Some of the most common symptoms of gut dysbiosis include: joint pain, conditions of the skin (eczema, acne, psoriasis), chronic fatigue, being diagnosed with an autoimmune disease, allergies or sensitivities to foods, repeated infections such as yeast or fungal, depression, acid reflux, diarrhea or constipation, anxiety, IBD/IBS, halitosis, having trouble losing weight, unexplained weight gain, and brain fog. If you have some of these on-going symptoms it could be worth looking into the health of your gut flora.
As I learned more about the gut I started to think, by changing the balance of bacteria in my gut I could potentially balance my hormones to make my monthly periods less painful and heavy, decrease PMS and moodiness, and get rid of chronic eczema and dermatitis? It seemed to good to be true, but I was willing to give it a try even though it sounded a little daunting. Along with gut dysbiosis, and likely because of it, I also had Intestinal Permeability (Leaky Gut Syndrome) which is where the lining of my small intestines was permeable and letting undigested food particles into the bloodstream. This is very problematic, as the gut lining is meant to act as a barrier against such a thing happening. Often times having gut dysbiosis can lead to Intestinal Permeability. You can read more about how I healed my leaky gut here.
For those suffering from gut dysbiosis, the best treatment can be found right at the grocery store in natural whole foods. In order to get the regrowth of the good bacteria going, you’ll need to focus on nutrient density (getting the best bang for your caloric buck) and reducing inflammation. Some good foods to help with this are: Grass fed meats, Grass fed bone broth (see recipe in this post), vegetables (especially pre-biotic ones), wild caught fatty fish, healthy fats like coconut and avocado, and fermented foods like kefir, kombucha, kimchi, beet kvass, and sauerkraut. Another way to help with regrowth of good bacteria is taking a pro-biotic supplement. Pro-biotics help immensely to repopulate the gut with the good bacteria you may be missing.
Now for the harder part… the stuff that will hinder regrowth and potentially make your gut dysbiosis worse: sugar and gluten.

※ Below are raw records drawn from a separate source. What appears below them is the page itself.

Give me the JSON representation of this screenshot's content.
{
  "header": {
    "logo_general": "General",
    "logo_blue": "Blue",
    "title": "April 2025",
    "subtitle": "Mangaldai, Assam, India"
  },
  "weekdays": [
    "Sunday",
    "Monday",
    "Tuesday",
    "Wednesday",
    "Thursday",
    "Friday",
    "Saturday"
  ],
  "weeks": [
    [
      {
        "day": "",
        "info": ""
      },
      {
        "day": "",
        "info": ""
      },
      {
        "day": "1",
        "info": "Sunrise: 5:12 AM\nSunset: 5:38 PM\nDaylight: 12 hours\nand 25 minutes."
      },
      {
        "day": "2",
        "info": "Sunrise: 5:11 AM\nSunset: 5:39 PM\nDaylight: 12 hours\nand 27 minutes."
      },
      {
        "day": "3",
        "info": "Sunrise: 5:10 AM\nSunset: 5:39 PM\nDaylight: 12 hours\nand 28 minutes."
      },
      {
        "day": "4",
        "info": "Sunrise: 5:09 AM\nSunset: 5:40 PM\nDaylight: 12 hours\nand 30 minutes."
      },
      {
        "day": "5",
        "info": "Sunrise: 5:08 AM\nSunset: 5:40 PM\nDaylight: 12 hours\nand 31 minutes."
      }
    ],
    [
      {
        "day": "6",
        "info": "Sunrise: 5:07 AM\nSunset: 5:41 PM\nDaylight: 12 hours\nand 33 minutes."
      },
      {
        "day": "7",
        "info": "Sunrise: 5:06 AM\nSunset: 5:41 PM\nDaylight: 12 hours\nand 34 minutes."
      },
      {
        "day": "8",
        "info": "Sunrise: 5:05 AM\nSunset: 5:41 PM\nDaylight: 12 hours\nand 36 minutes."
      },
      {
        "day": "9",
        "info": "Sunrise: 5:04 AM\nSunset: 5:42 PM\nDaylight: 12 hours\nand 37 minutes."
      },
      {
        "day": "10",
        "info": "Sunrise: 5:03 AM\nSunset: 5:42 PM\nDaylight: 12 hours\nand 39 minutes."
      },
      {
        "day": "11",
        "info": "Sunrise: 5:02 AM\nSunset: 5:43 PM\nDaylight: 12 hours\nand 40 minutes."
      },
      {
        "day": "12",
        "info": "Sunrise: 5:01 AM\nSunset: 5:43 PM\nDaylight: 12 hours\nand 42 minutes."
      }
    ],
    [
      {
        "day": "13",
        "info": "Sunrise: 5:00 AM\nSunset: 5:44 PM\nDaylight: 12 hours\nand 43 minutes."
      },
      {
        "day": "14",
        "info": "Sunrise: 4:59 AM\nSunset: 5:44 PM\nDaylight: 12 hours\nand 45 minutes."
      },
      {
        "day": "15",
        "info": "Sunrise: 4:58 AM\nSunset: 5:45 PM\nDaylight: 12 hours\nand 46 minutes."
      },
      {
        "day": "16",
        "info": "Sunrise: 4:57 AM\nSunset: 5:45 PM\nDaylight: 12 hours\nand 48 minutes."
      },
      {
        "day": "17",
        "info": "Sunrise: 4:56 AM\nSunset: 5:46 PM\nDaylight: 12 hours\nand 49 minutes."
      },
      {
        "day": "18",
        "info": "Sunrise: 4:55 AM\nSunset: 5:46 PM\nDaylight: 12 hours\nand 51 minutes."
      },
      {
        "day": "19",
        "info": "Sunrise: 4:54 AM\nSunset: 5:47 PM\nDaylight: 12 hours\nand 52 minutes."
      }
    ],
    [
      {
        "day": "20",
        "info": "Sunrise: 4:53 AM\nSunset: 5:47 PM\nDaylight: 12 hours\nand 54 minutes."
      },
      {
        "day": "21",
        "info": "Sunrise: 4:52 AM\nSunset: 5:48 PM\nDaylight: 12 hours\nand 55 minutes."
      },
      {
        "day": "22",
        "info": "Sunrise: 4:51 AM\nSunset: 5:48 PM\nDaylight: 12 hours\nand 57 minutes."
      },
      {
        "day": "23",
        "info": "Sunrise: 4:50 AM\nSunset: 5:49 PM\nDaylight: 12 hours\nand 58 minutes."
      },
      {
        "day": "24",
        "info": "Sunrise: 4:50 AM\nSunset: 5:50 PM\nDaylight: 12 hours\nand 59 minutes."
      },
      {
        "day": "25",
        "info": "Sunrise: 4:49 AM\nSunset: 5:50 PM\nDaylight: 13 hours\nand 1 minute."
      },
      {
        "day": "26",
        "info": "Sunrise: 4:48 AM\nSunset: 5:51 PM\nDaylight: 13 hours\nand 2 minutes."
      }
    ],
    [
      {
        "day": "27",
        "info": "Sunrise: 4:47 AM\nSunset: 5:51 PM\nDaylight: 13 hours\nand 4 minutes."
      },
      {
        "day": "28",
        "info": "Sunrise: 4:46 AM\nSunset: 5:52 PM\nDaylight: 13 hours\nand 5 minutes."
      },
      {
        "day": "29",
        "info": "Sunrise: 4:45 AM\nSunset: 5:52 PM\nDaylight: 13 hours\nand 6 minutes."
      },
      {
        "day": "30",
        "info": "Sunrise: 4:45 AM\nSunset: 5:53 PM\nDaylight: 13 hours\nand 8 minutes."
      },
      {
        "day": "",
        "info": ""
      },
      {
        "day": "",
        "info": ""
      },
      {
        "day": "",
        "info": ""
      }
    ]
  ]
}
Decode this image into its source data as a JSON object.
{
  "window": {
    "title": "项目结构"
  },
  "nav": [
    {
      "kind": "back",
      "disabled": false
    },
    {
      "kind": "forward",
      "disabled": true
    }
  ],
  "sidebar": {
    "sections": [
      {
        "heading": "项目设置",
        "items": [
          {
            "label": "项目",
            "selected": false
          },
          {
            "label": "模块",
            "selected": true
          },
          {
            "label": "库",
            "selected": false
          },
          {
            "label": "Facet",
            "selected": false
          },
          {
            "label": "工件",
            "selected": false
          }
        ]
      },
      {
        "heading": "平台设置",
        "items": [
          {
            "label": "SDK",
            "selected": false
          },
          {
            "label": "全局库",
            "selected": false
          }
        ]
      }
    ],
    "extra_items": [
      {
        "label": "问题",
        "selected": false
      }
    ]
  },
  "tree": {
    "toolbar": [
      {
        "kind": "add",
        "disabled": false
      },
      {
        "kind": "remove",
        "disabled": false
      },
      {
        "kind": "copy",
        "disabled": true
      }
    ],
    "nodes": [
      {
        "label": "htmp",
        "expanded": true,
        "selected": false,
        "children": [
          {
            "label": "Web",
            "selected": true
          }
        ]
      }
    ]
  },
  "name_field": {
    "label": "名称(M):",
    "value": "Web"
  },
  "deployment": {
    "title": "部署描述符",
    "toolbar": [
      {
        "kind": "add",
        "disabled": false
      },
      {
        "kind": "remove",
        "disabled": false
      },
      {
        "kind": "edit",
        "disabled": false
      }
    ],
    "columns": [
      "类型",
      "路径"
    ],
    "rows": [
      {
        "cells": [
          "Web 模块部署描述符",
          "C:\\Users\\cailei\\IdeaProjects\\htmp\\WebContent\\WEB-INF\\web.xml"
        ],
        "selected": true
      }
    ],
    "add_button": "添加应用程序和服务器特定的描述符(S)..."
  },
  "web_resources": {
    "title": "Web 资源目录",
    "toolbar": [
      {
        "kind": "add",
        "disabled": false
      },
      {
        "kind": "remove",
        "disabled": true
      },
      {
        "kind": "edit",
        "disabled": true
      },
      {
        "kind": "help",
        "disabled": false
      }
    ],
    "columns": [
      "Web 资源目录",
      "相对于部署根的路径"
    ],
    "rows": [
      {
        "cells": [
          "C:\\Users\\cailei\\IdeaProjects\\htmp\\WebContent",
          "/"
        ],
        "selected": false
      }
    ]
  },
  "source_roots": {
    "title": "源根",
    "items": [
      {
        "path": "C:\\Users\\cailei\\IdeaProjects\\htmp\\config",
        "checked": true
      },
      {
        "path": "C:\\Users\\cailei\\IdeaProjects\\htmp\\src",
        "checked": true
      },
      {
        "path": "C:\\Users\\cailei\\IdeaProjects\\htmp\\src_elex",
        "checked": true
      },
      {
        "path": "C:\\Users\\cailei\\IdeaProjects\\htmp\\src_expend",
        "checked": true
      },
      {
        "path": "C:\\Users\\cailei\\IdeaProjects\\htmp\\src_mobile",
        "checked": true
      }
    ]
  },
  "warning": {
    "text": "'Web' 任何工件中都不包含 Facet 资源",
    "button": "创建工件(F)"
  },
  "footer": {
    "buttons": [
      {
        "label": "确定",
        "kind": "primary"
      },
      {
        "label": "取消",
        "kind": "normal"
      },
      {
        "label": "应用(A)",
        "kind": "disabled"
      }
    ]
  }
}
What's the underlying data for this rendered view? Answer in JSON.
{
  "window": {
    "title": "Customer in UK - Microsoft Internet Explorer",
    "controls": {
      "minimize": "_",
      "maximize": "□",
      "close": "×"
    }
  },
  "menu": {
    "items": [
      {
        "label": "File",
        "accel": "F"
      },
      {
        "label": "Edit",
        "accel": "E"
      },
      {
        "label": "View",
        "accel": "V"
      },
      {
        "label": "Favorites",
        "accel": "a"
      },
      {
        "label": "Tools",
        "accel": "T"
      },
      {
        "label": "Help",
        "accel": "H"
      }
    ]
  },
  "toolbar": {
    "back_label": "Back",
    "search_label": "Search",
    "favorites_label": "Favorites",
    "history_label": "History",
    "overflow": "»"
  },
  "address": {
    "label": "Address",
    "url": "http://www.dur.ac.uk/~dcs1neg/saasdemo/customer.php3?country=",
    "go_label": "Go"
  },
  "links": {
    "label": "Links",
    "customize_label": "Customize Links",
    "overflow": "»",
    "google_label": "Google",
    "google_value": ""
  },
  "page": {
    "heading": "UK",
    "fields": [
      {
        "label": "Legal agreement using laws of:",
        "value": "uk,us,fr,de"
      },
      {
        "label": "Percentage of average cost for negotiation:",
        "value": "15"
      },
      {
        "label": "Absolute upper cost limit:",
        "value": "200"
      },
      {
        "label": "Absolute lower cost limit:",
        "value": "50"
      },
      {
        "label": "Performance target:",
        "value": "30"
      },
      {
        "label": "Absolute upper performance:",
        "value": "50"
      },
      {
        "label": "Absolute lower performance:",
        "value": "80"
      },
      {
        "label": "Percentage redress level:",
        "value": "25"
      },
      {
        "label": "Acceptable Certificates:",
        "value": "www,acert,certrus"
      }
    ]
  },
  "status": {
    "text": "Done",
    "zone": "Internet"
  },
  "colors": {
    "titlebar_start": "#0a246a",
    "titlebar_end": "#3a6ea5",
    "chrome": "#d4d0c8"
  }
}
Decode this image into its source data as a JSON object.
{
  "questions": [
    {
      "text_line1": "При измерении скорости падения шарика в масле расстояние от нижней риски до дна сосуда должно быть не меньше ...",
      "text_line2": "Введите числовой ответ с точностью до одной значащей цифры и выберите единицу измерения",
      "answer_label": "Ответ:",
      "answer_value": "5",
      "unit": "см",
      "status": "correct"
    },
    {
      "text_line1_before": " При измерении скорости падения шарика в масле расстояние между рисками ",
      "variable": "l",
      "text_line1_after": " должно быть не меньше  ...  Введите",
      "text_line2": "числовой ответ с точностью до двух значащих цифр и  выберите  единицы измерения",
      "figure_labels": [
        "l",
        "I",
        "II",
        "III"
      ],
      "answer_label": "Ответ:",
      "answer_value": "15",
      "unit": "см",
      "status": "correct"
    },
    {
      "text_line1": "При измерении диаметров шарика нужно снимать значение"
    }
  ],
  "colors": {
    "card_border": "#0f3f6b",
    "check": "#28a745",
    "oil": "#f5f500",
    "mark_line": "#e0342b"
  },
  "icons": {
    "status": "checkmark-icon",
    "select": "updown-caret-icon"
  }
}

Sugar is what yeast and other bad bacteria really like to consume, so it is really best to do your best to avoid all refined sugars (cane sugar, table sugar, high fructose corn syrup, brown sugar, glucose) and even stay away from things like honey, maple syrup and even sugar substitutes like aspartame while you are trying to address the dysbiosis. Gluten is an issue because it makes drastic changes in the gut flora which then results in a predisposition to infection. Gluten also is a major culprit in the intestinal lining becoming permeated (leaky gut) which you want to avoid at all costs.
It took awhile (about a year) , but eventually, with the help of diet (Autoimmune Protocol), lifestyle, and pro-biotic use I managed to balance my gut flora, heal the intestinal lining and enjoy great relief from all the symptoms I had been experiencing for many years.